▸ **SOURCE MATERIAL**

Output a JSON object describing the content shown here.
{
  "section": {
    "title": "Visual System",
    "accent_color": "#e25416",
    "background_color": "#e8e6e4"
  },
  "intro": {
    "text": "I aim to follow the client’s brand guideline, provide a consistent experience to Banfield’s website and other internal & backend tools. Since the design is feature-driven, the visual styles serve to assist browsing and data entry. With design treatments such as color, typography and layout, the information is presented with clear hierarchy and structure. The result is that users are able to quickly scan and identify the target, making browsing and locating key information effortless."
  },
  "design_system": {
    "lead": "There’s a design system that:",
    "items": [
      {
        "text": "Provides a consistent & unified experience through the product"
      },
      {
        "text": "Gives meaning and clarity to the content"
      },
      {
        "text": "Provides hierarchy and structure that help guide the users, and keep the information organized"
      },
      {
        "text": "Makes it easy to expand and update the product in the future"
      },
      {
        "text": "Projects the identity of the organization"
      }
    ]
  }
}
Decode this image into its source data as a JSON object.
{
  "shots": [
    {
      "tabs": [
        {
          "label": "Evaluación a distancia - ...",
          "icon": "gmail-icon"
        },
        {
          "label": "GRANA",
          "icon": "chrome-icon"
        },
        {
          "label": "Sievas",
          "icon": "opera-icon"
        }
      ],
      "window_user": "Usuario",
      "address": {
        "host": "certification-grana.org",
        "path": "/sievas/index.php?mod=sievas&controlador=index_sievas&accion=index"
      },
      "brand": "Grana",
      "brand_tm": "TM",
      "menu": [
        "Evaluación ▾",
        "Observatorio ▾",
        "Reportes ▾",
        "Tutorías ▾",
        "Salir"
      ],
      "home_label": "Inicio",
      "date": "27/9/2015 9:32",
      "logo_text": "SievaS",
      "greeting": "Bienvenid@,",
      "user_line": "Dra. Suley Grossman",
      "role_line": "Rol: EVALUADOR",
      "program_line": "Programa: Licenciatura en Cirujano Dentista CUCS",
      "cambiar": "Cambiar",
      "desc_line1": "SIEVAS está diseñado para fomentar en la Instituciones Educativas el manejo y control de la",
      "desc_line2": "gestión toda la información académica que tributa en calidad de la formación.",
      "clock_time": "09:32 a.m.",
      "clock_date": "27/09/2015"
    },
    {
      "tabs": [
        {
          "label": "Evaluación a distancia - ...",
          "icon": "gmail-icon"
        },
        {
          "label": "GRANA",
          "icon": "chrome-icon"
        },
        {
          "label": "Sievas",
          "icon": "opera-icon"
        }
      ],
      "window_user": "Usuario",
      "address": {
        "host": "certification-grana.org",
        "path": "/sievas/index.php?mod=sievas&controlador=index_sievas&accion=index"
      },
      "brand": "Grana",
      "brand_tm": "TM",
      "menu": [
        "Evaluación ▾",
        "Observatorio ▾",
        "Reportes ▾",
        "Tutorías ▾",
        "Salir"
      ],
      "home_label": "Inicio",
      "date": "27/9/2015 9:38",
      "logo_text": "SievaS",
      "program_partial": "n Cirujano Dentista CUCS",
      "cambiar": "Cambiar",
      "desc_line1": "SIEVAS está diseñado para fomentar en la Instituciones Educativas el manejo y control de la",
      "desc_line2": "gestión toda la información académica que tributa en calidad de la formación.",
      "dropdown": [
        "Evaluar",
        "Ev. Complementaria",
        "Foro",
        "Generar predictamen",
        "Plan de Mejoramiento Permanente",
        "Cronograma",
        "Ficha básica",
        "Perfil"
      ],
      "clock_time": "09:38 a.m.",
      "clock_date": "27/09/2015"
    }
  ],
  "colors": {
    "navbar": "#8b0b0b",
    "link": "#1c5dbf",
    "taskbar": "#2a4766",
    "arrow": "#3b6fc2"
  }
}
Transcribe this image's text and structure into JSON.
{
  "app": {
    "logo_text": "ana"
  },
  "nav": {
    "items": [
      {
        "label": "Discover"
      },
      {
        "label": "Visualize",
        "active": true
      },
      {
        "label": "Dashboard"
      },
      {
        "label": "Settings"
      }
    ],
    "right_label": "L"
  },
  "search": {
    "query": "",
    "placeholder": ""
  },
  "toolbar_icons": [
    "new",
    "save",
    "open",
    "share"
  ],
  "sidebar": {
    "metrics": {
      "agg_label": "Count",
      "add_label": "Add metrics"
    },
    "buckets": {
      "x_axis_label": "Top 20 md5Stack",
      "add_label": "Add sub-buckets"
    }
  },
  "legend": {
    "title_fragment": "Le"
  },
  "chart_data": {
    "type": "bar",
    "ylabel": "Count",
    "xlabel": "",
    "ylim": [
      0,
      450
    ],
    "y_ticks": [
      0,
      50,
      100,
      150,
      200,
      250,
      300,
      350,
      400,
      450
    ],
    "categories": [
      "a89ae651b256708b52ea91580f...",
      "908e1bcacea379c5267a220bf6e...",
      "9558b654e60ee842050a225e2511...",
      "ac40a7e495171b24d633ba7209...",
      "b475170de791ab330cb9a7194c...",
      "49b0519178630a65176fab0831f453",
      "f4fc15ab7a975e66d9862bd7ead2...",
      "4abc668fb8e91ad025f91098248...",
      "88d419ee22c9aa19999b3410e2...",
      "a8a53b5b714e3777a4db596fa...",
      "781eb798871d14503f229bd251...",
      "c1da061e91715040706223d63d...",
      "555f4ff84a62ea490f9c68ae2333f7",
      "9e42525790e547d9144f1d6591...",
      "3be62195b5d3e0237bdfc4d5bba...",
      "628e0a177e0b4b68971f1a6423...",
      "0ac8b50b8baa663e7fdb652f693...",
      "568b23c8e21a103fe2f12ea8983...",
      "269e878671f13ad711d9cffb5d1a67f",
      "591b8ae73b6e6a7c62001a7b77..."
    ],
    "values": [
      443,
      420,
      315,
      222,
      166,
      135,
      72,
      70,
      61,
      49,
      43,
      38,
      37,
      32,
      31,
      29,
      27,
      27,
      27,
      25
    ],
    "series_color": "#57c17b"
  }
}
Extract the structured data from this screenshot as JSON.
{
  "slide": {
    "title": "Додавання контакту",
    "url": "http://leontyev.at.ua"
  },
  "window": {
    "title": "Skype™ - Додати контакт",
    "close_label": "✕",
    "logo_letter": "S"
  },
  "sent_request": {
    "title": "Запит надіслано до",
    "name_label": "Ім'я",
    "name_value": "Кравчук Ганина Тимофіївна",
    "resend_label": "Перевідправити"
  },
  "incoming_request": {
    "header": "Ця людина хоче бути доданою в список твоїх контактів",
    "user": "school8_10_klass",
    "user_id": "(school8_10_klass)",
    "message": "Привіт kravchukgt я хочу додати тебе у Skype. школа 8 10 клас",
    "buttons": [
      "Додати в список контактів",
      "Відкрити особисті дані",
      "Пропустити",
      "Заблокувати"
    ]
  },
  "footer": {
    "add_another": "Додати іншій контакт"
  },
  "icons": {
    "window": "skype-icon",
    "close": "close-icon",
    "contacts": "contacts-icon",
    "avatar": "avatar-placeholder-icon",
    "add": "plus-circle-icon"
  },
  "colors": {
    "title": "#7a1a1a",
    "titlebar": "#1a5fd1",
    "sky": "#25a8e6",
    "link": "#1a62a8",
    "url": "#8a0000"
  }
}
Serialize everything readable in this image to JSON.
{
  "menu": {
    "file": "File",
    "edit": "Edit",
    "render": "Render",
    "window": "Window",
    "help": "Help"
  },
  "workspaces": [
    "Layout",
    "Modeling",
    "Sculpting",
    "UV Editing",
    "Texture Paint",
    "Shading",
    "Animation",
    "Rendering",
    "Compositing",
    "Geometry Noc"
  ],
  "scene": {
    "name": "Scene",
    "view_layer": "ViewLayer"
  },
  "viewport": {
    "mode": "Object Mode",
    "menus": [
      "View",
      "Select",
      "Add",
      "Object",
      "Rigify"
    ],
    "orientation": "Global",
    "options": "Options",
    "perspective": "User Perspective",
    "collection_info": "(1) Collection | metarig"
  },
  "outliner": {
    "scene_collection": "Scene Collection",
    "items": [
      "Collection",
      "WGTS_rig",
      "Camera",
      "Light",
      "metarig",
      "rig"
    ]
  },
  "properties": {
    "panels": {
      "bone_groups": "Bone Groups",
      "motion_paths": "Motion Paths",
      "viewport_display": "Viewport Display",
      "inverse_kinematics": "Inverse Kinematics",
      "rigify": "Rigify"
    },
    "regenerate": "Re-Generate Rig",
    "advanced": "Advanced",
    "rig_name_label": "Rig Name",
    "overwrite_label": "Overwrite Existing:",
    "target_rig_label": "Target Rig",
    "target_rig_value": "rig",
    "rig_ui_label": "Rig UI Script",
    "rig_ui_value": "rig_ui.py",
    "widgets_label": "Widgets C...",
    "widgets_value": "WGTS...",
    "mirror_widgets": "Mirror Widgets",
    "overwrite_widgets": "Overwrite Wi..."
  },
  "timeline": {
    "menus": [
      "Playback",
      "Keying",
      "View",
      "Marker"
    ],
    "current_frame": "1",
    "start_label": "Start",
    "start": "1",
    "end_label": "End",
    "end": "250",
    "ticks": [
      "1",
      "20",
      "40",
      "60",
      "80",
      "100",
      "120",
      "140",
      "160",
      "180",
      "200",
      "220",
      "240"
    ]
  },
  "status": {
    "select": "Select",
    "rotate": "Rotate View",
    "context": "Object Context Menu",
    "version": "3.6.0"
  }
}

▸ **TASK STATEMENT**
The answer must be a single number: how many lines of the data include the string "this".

▸ **WRITTEN REPLY**
4